--- Record excerpts Enclosed Below ---

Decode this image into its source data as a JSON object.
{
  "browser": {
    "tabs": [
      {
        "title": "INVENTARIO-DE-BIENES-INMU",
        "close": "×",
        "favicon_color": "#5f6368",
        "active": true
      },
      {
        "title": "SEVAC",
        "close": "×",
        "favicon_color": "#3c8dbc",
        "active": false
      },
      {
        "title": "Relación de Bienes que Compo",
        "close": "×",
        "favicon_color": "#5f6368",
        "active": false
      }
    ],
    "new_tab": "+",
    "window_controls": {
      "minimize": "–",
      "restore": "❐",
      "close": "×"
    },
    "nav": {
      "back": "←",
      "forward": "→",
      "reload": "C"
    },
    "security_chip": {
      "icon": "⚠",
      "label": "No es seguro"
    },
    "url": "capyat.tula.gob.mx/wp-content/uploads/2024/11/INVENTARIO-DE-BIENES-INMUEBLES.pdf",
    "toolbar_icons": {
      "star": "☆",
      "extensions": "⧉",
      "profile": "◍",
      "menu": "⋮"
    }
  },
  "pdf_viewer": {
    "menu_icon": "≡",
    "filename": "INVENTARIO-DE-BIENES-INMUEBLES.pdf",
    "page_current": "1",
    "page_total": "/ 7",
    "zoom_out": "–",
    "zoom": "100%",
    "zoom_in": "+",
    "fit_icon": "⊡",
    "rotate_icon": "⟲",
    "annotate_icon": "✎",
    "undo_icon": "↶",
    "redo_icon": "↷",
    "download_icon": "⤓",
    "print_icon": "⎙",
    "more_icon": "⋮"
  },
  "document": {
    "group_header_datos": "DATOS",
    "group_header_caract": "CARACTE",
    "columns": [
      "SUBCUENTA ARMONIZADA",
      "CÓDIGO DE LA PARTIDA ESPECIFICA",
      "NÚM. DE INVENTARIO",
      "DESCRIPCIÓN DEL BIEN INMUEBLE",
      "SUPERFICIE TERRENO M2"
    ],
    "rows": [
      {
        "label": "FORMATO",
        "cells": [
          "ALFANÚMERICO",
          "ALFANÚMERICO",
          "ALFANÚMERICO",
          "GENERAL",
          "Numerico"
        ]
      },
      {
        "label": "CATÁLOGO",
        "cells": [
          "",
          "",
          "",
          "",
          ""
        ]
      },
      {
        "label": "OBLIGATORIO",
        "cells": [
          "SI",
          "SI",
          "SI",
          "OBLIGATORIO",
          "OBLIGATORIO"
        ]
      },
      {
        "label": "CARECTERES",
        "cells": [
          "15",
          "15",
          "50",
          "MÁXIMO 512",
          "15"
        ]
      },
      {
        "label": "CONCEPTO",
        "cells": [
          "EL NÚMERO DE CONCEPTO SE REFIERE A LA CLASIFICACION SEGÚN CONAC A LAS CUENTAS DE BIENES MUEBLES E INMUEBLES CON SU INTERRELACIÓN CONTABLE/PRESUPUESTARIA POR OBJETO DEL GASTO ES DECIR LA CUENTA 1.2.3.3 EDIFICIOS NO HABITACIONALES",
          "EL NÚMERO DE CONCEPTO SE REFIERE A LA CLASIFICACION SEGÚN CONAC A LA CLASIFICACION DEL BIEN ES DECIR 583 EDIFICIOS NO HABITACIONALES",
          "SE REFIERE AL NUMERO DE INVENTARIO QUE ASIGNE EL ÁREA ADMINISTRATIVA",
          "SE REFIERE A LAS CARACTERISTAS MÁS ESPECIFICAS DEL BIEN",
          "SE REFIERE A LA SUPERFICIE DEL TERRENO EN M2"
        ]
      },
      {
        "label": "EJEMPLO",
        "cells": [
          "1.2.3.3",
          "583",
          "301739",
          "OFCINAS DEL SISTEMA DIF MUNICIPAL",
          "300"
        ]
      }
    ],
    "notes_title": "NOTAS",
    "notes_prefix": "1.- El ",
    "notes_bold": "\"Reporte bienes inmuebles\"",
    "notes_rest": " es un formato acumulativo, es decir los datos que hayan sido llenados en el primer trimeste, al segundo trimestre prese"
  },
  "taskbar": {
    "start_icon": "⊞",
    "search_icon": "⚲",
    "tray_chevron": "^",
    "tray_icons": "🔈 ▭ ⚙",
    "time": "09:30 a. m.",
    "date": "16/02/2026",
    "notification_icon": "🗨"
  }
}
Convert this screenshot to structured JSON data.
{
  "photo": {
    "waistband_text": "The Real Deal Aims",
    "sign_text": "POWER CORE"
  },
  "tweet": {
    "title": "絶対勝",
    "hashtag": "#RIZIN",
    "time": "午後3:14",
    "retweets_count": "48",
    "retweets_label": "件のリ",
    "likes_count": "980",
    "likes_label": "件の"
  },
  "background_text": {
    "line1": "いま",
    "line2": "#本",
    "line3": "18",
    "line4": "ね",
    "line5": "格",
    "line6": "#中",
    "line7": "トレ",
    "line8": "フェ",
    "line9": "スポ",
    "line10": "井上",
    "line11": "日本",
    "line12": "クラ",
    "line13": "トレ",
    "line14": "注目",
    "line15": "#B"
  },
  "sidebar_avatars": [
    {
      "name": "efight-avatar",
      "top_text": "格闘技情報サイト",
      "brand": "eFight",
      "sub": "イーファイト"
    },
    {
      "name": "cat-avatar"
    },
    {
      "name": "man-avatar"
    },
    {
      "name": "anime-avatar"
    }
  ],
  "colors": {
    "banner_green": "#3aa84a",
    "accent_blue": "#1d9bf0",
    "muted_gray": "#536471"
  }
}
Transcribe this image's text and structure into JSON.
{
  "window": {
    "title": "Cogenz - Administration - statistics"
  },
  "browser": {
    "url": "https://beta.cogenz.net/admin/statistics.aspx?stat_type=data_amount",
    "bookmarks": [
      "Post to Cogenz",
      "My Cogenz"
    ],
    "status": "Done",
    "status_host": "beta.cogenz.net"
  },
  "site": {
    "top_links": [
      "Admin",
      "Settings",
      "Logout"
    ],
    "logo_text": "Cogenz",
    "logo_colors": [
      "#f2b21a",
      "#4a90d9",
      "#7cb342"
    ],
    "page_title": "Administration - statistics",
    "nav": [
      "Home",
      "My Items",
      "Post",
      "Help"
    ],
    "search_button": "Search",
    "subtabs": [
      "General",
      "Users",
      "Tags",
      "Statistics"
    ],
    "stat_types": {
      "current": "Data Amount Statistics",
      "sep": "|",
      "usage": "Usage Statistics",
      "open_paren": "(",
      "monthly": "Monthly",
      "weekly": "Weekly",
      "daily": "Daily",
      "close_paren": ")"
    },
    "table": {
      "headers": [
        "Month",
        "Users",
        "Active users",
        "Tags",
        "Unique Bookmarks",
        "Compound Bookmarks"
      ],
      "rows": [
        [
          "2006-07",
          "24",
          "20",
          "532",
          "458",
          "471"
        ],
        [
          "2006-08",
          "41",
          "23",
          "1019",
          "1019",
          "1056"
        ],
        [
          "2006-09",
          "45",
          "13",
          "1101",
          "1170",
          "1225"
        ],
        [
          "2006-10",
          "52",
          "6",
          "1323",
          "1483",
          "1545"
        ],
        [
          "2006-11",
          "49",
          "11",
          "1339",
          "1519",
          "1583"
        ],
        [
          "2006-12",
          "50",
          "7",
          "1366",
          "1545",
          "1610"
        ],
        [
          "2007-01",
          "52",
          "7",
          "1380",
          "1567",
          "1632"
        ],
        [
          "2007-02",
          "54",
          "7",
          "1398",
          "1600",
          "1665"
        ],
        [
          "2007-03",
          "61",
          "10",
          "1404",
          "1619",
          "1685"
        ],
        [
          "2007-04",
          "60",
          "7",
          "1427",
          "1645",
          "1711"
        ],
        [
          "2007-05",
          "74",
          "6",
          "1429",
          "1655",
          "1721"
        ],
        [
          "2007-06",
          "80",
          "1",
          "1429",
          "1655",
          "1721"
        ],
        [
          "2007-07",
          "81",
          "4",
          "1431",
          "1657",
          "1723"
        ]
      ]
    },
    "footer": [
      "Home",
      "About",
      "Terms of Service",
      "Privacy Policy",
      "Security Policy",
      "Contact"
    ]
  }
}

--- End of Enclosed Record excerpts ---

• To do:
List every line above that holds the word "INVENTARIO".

• Solved problem:
        "title": "INVENTARIO-DE-BIENES-INMU",
    "url": "capyat.tula.gob.mx/wp-content/uploads/2024/11/INVENTARIO-DE-BIENES-INMUEBLES.pdf",
    "filename": "INVENTARIO-DE-BIENES-INMUEBLES.pdf",
      "NÚM. DE INVENTARIO",
          "SE REFIERE AL NUMERO DE INVENTARIO QUE ASIGNE EL ÁREA ADMINISTRATIVA",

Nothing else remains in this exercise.